▶ _WHAT IS REQUIRED_
For each line in the data below that holds "card", return a copy.

▶ _GIVEN DATA_
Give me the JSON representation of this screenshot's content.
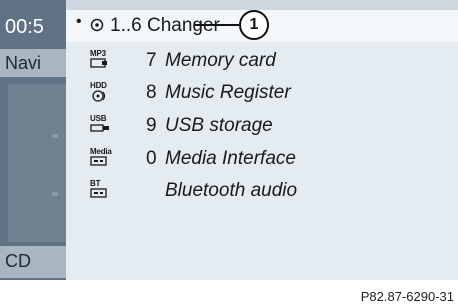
{
  "background": {
    "clock": "00:5",
    "nav_tab": "Navi",
    "cd_tab": "CD"
  },
  "selected": {
    "bullet": "•",
    "label": "1..6 Changer"
  },
  "items": [
    {
      "icon_tag": "MP3",
      "icon": "memory-card-icon",
      "num": "7",
      "label": "Memory card"
    },
    {
      "icon_tag": "HDD",
      "icon": "hard-disk-icon",
      "num": "8",
      "label": "Music Register"
    },
    {
      "icon_tag": "USB",
      "icon": "usb-icon",
      "num": "9",
      "label": "USB storage"
    },
    {
      "icon_tag": "Media",
      "icon": "media-interface-icon",
      "num": "0",
      "label": "Media Interface"
    },
    {
      "icon_tag": "BT",
      "icon": "bluetooth-audio-icon",
      "num": "",
      "label": "Bluetooth audio"
    }
  ],
  "callout_number": "1",
  "reference": "P82.87-6290-31",
  "colors": {
    "list_bg": "#e4ebf1",
    "side_bg": "#5f7384",
    "tab_bg": "#a9b6c2"
  }
}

▶ _RESPONSE_
      "icon": "memory-card-icon",
      "label": "Memory card"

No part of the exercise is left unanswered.